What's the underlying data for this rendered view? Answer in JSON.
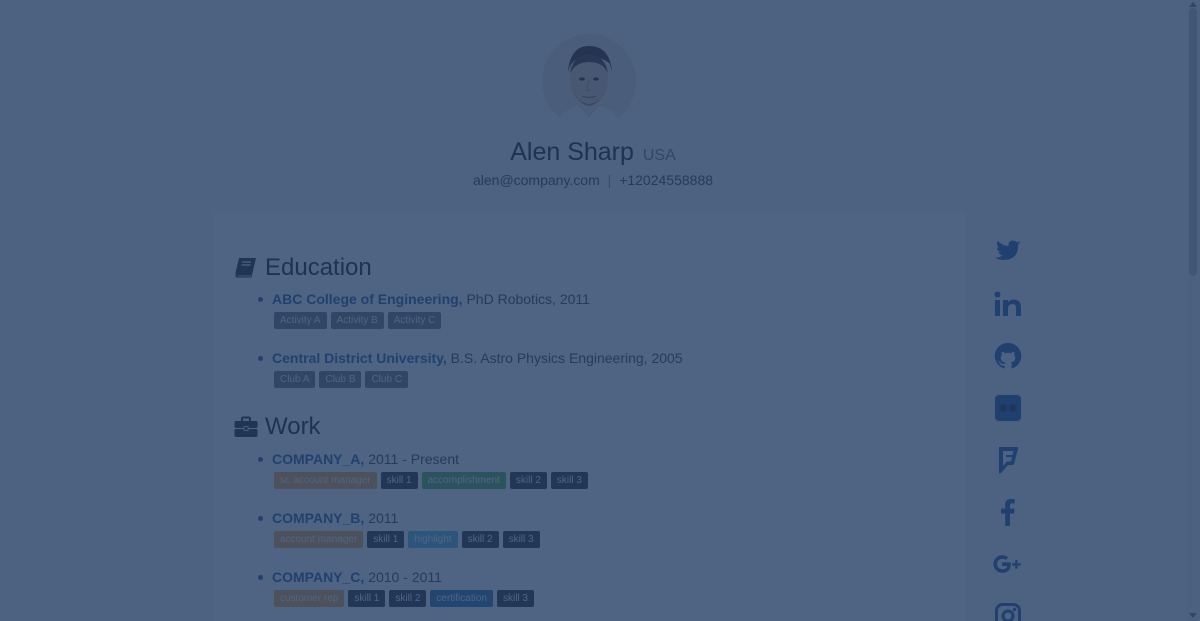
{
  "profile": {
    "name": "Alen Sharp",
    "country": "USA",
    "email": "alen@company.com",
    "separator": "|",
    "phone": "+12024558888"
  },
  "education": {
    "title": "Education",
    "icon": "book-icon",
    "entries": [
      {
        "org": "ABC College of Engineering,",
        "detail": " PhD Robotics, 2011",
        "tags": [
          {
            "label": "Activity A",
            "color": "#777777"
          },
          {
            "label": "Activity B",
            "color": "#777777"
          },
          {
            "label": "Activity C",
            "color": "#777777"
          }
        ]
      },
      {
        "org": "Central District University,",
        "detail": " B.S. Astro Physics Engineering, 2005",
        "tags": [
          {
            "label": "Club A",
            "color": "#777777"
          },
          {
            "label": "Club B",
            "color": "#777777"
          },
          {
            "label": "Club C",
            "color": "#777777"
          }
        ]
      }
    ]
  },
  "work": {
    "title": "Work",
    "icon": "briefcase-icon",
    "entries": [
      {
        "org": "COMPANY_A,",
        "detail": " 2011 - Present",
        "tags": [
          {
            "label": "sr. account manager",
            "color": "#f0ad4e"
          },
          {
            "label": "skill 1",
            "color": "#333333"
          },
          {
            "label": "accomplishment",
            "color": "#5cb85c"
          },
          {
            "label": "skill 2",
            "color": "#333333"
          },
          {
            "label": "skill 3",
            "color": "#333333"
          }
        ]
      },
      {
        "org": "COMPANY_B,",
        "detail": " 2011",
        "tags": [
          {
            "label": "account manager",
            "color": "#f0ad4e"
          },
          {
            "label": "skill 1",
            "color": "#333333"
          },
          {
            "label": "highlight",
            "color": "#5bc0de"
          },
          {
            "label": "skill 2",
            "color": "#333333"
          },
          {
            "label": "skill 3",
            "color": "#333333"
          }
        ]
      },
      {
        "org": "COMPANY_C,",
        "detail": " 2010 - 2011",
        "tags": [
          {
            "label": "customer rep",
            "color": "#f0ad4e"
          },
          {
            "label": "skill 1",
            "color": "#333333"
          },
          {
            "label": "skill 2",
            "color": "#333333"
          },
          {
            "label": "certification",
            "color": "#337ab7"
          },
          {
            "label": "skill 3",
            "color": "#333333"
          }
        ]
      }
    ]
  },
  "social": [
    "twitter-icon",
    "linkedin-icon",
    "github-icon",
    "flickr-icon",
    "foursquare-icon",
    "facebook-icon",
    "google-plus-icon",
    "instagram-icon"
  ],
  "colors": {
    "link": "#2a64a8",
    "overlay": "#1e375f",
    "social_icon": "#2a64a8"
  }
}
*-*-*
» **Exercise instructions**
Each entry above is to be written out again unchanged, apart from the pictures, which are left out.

» **Exercise response**
What's the underlying data for this rendered view? Answer in JSON.
{
  "profile": {
    "name": "Alen Sharp",
    "country": "USA",
    "email": "alen@company.com",
    "separator": "|",
    "phone": "+12024558888"
  },
  "education": {
    "title": "Education",
    "icon": "book-icon",
    "entries": [
      {
        "org": "ABC College of Engineering,",
        "detail": " PhD Robotics, 2011",
        "tags": [
          {
            "label": "Activity A",
            "color": "#777777"
          },
          {
            "label": "Activity B",
            "color": "#777777"
          },
          {
            "label": "Activity C",
            "color": "#777777"
          }
        ]
      },
      {
        "org": "Central District University,",
        "detail": " B.S. Astro Physics Engineering, 2005",
        "tags": [
          {
            "label": "Club A",
            "color": "#777777"
          },
          {
            "label": "Club B",
            "color": "#777777"
          },
          {
            "label": "Club C",
            "color": "#777777"
          }
        ]
      }
    ]
  },
  "work": {
    "title": "Work",
    "icon": "briefcase-icon",
    "entries": [
      {
        "org": "COMPANY_A,",
        "detail": " 2011 - Present",
        "tags": [
          {
            "label": "sr. account manager",
            "color": "#f0ad4e"
          },
          {
            "label": "skill 1",
            "color": "#333333"
          },
          {
            "label": "accomplishment",
            "color": "#5cb85c"
          },
          {
            "label": "skill 2",
            "color": "#333333"
          },
          {
            "label": "skill 3",
            "color": "#333333"
          }
        ]
      },
      {
        "org": "COMPANY_B,",
        "detail": " 2011",
        "tags": [
          {
            "label": "account manager",
            "color": "#f0ad4e"
          },
          {
            "label": "skill 1",
            "color": "#333333"
          },
          {
            "label": "highlight",
            "color": "#5bc0de"
          },
          {
            "label": "skill 2",
            "color": "#333333"
          },
          {
            "label": "skill 3",
            "color": "#333333"
          }
        ]
      },
      {
        "org": "COMPANY_C,",
        "detail": " 2010 - 2011",
        "tags": [
          {
            "label": "customer rep",
            "color": "#f0ad4e"
          },
          {
            "label": "skill 1",
            "color": "#333333"
          },
          {
            "label": "skill 2",
            "color": "#333333"
          },
          {
            "label": "certification",
            "color": "#337ab7"
          },
          {
            "label": "skill 3",
            "color": "#333333"
          }
        ]
      }
    ]
  },
  "social": [
    "twitter-icon",
    "linkedin-icon",
    "github-icon",
    "flickr-icon",
    "foursquare-icon",
    "facebook-icon",
    "google-plus-icon",
    "instagram-icon"
  ],
  "colors": {
    "link": "#2a64a8",
    "overlay": "#1e375f",
    "social_icon": "#2a64a8"
  }
}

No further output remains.